A Bond Game Review that isn't Goldeneye?
This little tale starts with NewClassic, in the Atlanta airport, at the young impressionable age of "child." After eating a hearty meal of Sbarro Pizza and way too much grease, he got to his feet and got onto the airplane. On his chair back, far away in a food court, rested his bag with his Gameboy Pocket and several games, including James Bond 007.
So, now that he is older and much more well-versed in not just writing, but playing games and understanding what is happening during them. So, when he tripped over this game in a thrift store, his wallet had magically leaped onto the counter, opened itself, and paid for the game before he could possibly protest.
Excited, the GBA SP in his hands, he booted this game up, and starting tearing through it. So let's begin screwing around in the name of
See that big clunky block on the left?

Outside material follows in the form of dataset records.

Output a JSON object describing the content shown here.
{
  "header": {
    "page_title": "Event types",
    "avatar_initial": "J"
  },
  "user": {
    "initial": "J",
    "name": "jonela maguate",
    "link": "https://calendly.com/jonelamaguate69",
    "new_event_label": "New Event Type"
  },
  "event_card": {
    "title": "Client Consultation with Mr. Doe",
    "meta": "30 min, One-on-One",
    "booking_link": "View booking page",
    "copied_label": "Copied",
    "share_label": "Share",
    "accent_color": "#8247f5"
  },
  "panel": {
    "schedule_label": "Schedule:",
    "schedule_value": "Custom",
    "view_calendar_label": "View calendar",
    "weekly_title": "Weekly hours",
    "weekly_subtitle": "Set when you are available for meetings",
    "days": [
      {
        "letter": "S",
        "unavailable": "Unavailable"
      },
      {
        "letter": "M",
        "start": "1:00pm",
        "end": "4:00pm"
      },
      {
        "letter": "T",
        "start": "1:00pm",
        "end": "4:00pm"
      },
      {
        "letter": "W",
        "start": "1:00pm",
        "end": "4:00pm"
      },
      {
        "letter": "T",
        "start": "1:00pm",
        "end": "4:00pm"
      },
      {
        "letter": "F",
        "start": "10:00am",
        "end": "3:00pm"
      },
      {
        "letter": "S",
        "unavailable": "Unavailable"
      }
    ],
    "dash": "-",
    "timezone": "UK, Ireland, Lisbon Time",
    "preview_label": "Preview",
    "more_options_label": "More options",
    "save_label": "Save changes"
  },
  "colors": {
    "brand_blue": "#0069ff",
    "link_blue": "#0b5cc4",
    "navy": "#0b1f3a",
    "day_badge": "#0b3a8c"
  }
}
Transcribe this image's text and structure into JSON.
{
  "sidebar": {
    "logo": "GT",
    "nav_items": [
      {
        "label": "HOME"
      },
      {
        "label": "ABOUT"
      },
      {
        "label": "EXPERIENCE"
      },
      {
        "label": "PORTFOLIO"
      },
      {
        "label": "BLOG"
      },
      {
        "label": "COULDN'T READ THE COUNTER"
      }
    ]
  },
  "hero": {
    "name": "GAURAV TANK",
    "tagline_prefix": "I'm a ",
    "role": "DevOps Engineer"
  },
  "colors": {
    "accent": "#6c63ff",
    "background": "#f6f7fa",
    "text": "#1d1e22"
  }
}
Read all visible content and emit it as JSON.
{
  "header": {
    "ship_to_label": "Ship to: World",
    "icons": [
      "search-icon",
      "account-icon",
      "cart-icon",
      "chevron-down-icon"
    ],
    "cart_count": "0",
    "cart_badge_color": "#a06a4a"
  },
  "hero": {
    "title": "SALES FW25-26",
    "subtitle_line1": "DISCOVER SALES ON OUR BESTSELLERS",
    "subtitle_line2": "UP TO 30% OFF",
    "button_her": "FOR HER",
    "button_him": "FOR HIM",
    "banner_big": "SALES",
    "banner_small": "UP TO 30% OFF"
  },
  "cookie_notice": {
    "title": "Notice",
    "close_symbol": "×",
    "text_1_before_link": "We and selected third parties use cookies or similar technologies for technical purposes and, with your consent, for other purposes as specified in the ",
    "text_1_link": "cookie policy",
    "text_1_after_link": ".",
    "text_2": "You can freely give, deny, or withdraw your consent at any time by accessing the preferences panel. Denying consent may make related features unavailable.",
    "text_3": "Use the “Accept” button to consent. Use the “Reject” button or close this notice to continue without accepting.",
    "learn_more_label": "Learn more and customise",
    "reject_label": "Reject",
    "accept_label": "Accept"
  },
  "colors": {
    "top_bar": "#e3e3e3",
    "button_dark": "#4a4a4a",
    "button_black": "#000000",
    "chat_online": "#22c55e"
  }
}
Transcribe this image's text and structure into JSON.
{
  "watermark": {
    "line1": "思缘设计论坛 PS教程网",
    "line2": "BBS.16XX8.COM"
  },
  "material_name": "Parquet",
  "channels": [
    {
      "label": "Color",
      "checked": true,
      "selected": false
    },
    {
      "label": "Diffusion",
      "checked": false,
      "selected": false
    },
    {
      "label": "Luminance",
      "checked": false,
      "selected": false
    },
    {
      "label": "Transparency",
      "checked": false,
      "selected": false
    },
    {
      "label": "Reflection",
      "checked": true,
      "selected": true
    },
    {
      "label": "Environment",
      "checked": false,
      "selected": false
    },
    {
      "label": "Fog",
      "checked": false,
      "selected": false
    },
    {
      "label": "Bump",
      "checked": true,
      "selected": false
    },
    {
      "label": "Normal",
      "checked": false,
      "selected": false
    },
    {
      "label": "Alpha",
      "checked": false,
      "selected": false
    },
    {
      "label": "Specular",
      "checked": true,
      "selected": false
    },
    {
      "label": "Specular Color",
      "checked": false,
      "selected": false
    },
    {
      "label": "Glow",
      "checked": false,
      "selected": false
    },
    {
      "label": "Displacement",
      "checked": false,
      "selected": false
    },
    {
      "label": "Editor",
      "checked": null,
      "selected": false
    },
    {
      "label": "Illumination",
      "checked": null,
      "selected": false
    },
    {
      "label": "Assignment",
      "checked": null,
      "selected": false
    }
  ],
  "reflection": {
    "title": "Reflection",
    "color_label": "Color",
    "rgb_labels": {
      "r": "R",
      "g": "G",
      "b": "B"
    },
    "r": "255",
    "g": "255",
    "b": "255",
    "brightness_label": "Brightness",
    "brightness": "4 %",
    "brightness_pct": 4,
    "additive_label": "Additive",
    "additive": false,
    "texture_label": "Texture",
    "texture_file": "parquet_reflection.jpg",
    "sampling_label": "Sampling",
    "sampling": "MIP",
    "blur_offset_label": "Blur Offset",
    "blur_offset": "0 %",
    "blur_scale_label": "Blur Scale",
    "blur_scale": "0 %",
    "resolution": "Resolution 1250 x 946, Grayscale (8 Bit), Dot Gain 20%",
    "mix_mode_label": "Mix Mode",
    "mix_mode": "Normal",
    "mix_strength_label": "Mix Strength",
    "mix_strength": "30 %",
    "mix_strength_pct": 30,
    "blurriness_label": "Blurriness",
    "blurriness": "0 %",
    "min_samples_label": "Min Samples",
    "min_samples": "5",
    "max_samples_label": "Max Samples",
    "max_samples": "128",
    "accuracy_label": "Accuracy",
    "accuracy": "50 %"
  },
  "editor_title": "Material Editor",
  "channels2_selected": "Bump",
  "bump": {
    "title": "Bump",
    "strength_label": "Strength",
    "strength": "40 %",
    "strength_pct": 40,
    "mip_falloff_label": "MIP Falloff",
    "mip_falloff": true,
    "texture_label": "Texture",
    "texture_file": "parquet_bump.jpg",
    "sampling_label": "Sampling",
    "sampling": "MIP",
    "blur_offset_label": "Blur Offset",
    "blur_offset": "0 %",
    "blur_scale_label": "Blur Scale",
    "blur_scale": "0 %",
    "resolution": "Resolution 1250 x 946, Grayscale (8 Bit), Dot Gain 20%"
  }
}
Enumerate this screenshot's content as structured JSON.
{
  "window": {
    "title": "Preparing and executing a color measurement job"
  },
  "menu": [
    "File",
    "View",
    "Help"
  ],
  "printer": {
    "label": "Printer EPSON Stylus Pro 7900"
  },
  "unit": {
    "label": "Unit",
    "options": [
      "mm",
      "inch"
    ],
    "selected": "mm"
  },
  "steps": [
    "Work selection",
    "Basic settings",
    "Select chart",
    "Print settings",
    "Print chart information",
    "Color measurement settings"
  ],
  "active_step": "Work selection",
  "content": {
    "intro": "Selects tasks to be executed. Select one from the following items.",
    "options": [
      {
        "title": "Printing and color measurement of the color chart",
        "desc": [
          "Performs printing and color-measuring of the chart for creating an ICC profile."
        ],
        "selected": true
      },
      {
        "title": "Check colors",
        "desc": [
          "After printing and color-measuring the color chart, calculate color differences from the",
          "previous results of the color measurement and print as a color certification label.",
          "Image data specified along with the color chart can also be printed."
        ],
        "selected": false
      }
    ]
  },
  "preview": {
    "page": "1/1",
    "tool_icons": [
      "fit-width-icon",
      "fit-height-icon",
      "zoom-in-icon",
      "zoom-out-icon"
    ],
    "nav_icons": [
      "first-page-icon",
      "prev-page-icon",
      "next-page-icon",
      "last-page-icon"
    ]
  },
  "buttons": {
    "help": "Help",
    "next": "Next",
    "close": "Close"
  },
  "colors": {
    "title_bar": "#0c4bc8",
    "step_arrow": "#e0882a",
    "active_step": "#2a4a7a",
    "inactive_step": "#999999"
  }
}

Yeah, that.
James Bond 007 is a top-down action, almost adventure, game for the Nintendo Gameboy. Let me preface the review to say this game is old. This was before handhelds really had color, much less resolutions in the several hundreds. That being said, let's continue.
JB007 is a fun little top-down Gameboy game that plays faintly with the James Bond universe, and is a little bit of a brief touch on it, but really pegs it for how short the game is. It tells a story, a very short one, but really hits home the Bond world in a very 8-bit, monochromatic kinda way.
The gameplay itself maps certain functions out of the A and B buttons (Remember the days when handhelds had two buttons, and no shoulders?), and runs with these particularly well. The Gameplay walks Bond through a couple of, admittedly disorienting, missions across
the world Europe and outlying areas. Very action oriented, it's sort of a mixture between faux-3D top-down adventure games and action top-down 2D games.
Gameplay features around setting actions to the A and B buttons, much like LoZ:Link's Awakening, making full use of Bond's arsenal of Kung-Fu Capabilities and Q's handy gadgetry. The gameplay is very search-aimlessly-oriented, finding items that will have use later, or forcing you to backtrack until you find it. As such, it's a fun romp, regardless of how simple it is.
No, Mr. Bond,
I expect you
to have dialog
boxes with more
than six words...
The sound, comically laughable by today's standards, really makes the best use of Game Boy's sound I've ever heard. To this day, my head trumpets the Game Boy's Bond chime sounds whenever I find something I've been looking for (usually LEGOs, oddly enough). It establishes a mood, runs with it, and really immerses you despite the colorless low-resolution. I would highly rate sound if I had a thing for numbers, but safe to say it's among the best I've ever heard from a Game Boy.
Frankly, this seems a little like I'm trawling around nostalgia lane, painting the game a little better than it actually is. If you guess that, then you'd be right. For it's time, it's a fairly entertaining game that maintains deliciously terrible dialog and goofy action scenes. If you're looking for a serious game, then there are many, many new generation games that are much better for this type of thing.
If you like Game Boy games, memory lane, and really cheesy dialog and terribly simplistic action, then you are most certainly in the right place. If you want a serious, down and dirty game that really gives you Bond without jilting you of the Bond Experience, then shoot for another game. (Problably Nightfire or Golden Eye).
You are flirting with death, Mr. Classic. I expect a positive ending.
Don't get me wrong, if I didn't absolutely love this game, I wouldn't have written a review for it. It's an old game, and certainly a very small audience that would actually enjoy it, so I don't feel like I'm amusing anyone but myself by writing this. As such, if you enjoy cheese in all of it's awful excellence, then you should find this game and play around with it. It's achieved Repercussions Of Evil levels of excellence, while still being accurate to the Bond universe.
Buy It. If it's not your thing, then you've jilted yourself out of a whole 25 cents, so you probably won't miss it. If you enjoy it, then it's definitely a whole quarter well spent. If you can find it, pick it up. I liked it, and you probably would too.